    Neutering can be performed at any age. It's a good idea, however, to wait until the guinea pig has reached his mature weight. This way his organs will be developed enough to process the anesthesia well. The guinea pig will feel some discomfort at the surgery site for about a day or so, but these pets, like most other animals, usually don't let a little pain stop them from taking part in all of their normal daily activities. Talk to your veterinarian about providing post-surgical pain relief so that your guinea pig is as comfortable as possible.

  • What can I do to stop my hamster's chewing?

    Hamsters are nocturnal (they sleep during the day and are awake at night). The difficult part to deal with is the fact that you, as a human, are not nocturnal. So the two of you will have to do a bit of adjusting to live together in harmony.

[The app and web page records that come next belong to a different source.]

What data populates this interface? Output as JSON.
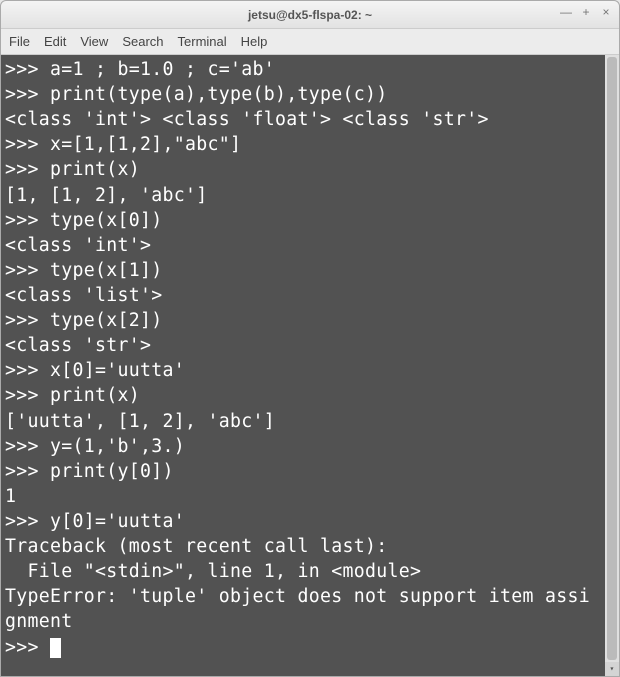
{
  "window": {
    "title": "jetsu@dx5-flspa-02: ~"
  },
  "menu": {
    "file": "File",
    "edit": "Edit",
    "view": "View",
    "search": "Search",
    "terminal": "Terminal",
    "help": "Help"
  },
  "terminal": {
    "content": ">>> a=1 ; b=1.0 ; c='ab'\n>>> print(type(a),type(b),type(c))\n<class 'int'> <class 'float'> <class 'str'>\n>>> x=[1,[1,2],\"abc\"]\n>>> print(x)\n[1, [1, 2], 'abc']\n>>> type(x[0])\n<class 'int'>\n>>> type(x[1])\n<class 'list'>\n>>> type(x[2])\n<class 'str'>\n>>> x[0]='uutta'\n>>> print(x)\n['uutta', [1, 2], 'abc']\n>>> y=(1,'b',3.)\n>>> print(y[0])\n1\n>>> y[0]='uutta'\nTraceback (most recent call last):\n  File \"<stdin>\", line 1, in <module>\nTypeError: 'tuple' object does not support item assignment\n>>> "
  }
}
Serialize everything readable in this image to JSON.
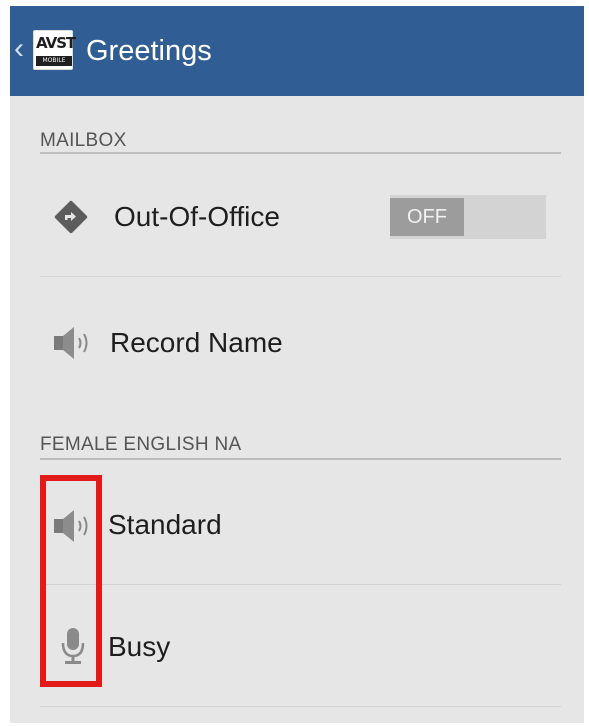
{
  "header": {
    "title": "Greetings",
    "logo_top": "AVST",
    "logo_bottom": "MOBILE"
  },
  "sections": [
    {
      "label": "MAILBOX"
    },
    {
      "label": "FEMALE ENGLISH NA"
    }
  ],
  "mailbox_items": [
    {
      "label": "Out-Of-Office",
      "icon": "directions-icon",
      "toggle": "OFF"
    },
    {
      "label": "Record Name",
      "icon": "speaker-icon"
    }
  ],
  "greeting_items": [
    {
      "label": "Standard",
      "icon": "speaker-icon"
    },
    {
      "label": "Busy",
      "icon": "microphone-icon"
    }
  ],
  "colors": {
    "appbar": "#305e94",
    "background": "#e6e6e6",
    "highlight": "#e21a1a"
  }
}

    First, you might consider putting your hamster's cage somewhere other than in your bedroom. Remember, though, that because she's nocturnal, putting her cage in a room that is busy or noisy during daylight hours will make her stressed and could negatively affect her health. Second, your hamster needs healthy things to chew on (besides her cage!), such as soft woods that are designed for chewing and that can be purchased at larger pet supply stores for hamsters and other rodents. Even the fruit-flavored softwood chews for parrots may work. If her cage is chewable (made of plastic, for instance), you should seriously think about replacing it with a hamster-proof cage designed for her species.

  • I've found injured or abandoned wildlife, what should I do?

    While Creature Comforts can help a wide variety of species, we do not focus on wildlife. Please give us a call at the number listed at the bottom of this page to see if we can help, but we may refer you to another care giver

  • My pet rabbit likes to chew wires around the house-what can I do?

    Try applying a spray called Bitter Apple, which is found at most pet stores, to the wires. This may deter him from chewing the wires, but you need to provide him with something else to chew.

    Rabbits' front teeth grow throughout their lives and chewing helps prevent the teeth from getting too long. If they don't have anything to chew, their long teeth will eventually make it difficult for them to eat. Give your rabbit a piece of wood, such as a 2 x 4, or a chew toy for rabbits to help keep his teeth at a healthy length.